What is a rug pull and how do I protect myself?
We’ll tell you about a scam that has been targeting people in the shitcoin community.
In this blog post, we’ll tell you about a scam that has been targeting people in the shitcoin community, and we’ll give you one simple solution to help protect you from falling victim to it.
So, imagine you’re sitting at your computer, glued to the chat in a new shitcoin’s telegram channel. Any minute now, the admins are going to release the official link for this shitcoin’s limited presale. Upon release, you’ll race with thousands to try and submit your BNB, reserving your spot amongst the few lucky ones who “got in early”.
A friend sends you a private message, you leave the shitcoin chat for just a moment to reply, then hop back in; to your relief, no updates were posted in your brief absence. Finally, the admins mute the chat -- the first sign that they’re about to release the presale link!
Moments later, the presale link is pinned in the chat! You click on it, connect your wallet to the website, throw in your BNB as fast as possible, and raise your hands in celebration as you’ve made it!
This might be the opportunity for you to finally 100x your investment!
You head back over to Telegram to gloat about your victory...except you notice something odd. There are two different, yet identical Telegram groups! They share the same shitcoin logo and name. Dread begins to creep in, as your gut tells you that something’s not right. You click on one of the shitcoin chatrooms to see a pinned link to the presale -- ok, that appears normal. Next, you click on the identical Telegram group, only to read people sending warnings about a fake presale link posted in an imposter telegram channel. All your energy leaves your body, as you realize that you fell for a scraping scam, and there is no way to retrieve your lost funds.
Telegram is a decent communication app, but one very flawed feature is that users can be added to new groups without any prompting or request to join. Scammers have been taking advantage of this feature, a process called scraping. If you’ve ever seen random telegram channels added to your sidebar, you’ve probably been scraped. And while not all telegram groups that scrape individuals are scams, it’s probably best to avoid them just in case.

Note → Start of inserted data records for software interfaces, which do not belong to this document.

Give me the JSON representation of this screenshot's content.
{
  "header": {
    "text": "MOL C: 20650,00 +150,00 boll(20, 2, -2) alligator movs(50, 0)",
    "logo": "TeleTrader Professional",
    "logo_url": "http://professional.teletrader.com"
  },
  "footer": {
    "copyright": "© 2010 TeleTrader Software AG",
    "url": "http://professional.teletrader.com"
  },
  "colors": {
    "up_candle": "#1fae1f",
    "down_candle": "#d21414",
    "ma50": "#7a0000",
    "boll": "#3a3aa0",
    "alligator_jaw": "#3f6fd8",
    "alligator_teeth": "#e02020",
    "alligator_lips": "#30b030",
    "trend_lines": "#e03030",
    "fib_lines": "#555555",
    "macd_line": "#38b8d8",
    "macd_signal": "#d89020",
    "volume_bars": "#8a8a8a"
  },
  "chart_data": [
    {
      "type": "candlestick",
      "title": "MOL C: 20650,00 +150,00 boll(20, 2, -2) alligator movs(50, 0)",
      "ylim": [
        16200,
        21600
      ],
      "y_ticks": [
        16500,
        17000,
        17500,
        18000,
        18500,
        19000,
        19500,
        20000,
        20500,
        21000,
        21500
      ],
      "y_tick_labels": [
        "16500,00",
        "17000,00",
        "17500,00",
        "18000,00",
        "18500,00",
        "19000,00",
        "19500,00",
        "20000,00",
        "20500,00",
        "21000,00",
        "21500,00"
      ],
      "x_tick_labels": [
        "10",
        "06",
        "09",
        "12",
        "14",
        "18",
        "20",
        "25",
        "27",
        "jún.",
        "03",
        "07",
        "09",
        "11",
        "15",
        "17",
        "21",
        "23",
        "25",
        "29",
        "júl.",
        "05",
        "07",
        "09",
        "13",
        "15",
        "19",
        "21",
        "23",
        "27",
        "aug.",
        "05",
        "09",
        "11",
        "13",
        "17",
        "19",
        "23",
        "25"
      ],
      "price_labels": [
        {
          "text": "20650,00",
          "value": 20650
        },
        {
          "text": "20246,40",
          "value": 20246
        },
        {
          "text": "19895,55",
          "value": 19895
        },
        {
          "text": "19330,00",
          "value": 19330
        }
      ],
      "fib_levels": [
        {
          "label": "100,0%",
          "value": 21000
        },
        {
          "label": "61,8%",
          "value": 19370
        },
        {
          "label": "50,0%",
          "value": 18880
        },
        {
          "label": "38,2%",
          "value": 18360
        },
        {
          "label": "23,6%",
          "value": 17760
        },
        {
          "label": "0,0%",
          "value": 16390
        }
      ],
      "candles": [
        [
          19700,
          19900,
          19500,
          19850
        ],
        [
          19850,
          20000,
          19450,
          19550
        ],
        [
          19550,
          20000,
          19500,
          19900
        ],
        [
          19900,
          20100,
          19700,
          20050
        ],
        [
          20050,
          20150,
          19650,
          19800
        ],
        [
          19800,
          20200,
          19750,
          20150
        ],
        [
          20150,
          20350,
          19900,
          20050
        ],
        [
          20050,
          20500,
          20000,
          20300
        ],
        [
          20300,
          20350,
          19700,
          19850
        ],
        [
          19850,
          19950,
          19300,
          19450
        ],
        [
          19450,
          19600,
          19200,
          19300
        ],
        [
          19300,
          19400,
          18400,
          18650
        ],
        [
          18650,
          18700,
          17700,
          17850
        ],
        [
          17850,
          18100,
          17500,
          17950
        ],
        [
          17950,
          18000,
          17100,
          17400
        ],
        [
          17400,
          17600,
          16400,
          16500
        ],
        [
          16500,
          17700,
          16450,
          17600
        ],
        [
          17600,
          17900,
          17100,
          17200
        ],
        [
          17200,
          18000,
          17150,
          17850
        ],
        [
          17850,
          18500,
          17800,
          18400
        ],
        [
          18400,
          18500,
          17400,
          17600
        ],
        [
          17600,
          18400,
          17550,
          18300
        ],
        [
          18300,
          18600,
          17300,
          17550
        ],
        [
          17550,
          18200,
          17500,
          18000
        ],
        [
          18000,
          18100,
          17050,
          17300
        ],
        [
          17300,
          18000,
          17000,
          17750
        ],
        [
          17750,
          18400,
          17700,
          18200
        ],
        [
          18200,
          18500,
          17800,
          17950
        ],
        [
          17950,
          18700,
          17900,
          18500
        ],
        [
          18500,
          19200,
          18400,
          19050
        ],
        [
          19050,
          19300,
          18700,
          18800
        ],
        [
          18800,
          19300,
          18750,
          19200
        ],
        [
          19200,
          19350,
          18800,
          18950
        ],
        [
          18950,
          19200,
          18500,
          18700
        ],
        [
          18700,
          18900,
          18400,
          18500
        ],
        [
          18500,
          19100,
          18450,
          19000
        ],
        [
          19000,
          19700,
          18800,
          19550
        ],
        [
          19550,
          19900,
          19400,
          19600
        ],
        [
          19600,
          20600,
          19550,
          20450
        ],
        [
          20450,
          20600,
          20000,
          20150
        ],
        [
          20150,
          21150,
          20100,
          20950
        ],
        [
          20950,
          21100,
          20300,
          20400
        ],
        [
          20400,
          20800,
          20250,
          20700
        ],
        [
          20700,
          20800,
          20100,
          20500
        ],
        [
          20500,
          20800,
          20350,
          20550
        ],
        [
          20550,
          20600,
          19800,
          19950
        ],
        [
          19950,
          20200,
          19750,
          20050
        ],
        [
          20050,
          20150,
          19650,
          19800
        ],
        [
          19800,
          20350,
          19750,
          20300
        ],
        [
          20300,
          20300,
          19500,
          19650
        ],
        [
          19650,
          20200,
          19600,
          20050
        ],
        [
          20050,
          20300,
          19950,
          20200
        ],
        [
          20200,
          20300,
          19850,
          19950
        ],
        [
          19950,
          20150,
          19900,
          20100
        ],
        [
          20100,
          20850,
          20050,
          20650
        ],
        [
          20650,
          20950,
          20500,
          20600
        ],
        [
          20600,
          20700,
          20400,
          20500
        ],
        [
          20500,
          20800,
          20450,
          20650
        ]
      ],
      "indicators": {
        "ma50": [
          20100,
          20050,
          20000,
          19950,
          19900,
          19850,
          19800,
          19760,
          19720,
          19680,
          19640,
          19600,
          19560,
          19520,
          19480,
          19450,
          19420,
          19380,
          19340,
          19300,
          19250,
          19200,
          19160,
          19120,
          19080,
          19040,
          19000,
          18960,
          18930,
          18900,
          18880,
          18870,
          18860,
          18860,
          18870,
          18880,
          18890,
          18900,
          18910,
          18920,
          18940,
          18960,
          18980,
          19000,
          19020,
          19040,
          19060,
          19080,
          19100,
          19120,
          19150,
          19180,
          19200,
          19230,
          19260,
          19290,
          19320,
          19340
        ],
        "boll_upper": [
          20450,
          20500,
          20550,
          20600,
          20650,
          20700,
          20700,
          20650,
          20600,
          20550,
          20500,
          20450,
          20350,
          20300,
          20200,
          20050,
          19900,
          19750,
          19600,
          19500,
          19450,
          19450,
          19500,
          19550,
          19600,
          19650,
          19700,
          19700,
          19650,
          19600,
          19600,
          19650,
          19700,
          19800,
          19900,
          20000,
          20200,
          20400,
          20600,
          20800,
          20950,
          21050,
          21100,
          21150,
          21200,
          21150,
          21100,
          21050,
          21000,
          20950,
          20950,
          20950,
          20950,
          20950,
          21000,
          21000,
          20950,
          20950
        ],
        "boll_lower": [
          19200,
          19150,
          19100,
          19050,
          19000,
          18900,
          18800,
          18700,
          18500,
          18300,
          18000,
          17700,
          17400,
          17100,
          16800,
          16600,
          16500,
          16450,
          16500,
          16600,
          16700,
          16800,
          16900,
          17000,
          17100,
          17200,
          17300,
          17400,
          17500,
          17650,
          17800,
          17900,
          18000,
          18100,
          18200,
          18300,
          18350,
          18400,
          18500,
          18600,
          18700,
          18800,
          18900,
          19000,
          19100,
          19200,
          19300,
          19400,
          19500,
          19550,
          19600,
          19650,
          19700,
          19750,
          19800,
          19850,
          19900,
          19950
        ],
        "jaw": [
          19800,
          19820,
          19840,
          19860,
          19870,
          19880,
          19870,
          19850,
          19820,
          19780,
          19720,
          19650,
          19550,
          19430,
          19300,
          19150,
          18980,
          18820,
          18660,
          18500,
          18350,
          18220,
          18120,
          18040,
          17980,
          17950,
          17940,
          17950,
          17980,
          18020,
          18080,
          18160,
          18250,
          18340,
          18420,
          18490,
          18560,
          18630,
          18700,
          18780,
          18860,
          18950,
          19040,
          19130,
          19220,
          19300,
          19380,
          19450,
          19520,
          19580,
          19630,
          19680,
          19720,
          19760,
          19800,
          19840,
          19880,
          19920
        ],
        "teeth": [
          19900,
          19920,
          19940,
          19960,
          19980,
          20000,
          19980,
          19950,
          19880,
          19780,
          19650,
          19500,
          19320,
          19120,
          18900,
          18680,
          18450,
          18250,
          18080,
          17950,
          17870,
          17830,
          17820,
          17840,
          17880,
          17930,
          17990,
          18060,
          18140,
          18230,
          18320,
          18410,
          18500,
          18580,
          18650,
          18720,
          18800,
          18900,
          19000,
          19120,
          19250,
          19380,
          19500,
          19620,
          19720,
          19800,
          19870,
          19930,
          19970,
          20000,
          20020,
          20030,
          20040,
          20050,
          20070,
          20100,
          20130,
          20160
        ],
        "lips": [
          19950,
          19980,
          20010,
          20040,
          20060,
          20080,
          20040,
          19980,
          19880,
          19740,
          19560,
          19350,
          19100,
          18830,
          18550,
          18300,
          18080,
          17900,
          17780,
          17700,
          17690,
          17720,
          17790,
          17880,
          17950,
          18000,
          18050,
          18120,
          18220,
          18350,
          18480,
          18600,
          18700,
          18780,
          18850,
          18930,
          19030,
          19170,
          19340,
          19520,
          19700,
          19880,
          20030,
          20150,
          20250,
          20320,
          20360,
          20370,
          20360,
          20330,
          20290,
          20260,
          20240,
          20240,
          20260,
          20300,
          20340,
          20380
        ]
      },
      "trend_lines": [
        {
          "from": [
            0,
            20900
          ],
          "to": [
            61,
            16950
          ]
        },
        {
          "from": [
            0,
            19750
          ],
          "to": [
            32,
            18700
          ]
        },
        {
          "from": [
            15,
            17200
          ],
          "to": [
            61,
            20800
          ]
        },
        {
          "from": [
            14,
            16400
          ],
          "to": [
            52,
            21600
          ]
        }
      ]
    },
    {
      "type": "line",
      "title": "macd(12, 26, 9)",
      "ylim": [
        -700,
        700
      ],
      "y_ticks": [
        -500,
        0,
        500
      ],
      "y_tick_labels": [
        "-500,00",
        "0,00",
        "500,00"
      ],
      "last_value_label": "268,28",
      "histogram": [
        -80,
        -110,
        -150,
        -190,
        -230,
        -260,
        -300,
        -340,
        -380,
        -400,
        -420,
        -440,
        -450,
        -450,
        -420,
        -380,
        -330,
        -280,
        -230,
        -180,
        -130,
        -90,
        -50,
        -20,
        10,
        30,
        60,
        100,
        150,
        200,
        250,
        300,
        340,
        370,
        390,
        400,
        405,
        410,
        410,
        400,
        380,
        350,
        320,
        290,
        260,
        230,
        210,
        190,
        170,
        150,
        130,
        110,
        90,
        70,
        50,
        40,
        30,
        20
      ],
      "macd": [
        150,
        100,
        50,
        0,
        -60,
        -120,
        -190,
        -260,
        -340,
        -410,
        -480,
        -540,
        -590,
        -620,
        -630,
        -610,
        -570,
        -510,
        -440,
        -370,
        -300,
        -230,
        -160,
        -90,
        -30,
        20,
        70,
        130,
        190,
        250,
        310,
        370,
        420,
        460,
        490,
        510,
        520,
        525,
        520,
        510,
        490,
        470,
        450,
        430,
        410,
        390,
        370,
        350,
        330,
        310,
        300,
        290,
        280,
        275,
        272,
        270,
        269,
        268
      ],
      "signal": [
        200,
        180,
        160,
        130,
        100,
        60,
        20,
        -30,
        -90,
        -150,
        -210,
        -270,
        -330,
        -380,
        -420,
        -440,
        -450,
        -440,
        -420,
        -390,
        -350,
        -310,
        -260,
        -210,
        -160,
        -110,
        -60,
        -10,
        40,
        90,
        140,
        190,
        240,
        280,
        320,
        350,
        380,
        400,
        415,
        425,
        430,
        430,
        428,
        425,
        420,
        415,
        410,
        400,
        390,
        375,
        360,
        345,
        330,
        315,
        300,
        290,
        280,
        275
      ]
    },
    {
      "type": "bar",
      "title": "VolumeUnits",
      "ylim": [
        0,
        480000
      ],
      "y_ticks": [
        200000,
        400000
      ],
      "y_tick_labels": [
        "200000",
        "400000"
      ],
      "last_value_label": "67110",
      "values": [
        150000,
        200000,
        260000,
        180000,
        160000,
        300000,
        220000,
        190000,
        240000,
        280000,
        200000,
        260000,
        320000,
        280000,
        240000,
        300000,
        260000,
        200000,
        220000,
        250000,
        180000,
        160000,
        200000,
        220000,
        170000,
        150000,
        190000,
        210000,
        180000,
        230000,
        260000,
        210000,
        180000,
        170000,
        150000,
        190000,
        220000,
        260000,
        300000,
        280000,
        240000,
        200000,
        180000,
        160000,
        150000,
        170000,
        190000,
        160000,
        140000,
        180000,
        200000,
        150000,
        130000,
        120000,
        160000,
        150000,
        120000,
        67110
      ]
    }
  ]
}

The scam above (one which I actually fell for) uses scraping + some additional trickery to steal crypto from unsuspecting users. In my case, the scammers made an exact replica of a telegram channel I was in and added me (and thousands of others) to their fake room. Next, they posed as the admin from the real channel, muted the chat, then provided a fake presale link. When all was said and done, they tricked hundreds of people and made away with tens of thousands of dollars.
You can use to avoid being tricked.
I’ve since learned of one simple feature in Telegram you can use to avoid being tricked into entering a fake Telegram chat.
On your Telegram account, you’ll see “All Chats”. It’s a chaotic list of chats bouncing up and down every time someone types a message, and should just be avoided altogether. Instead, you’re going to want to set up folders, which will allow you to filter out all the chaos. Personally, I have several folders based on tokens I’m looking to buy into, tokens I’m watching, and tokens I own.
No one can add groups to your folders, so you don’t have to worry about an imposter chat making its way into the list. Scammers can still scrape you into fake Telegram channels, but you’ll never even see those channels if you avoid your “All Chat” area.
I hope one day Telegram implements a system that won’t leave users vulnerable to being scraped into scam groups, but until then, play it safe and set up folders.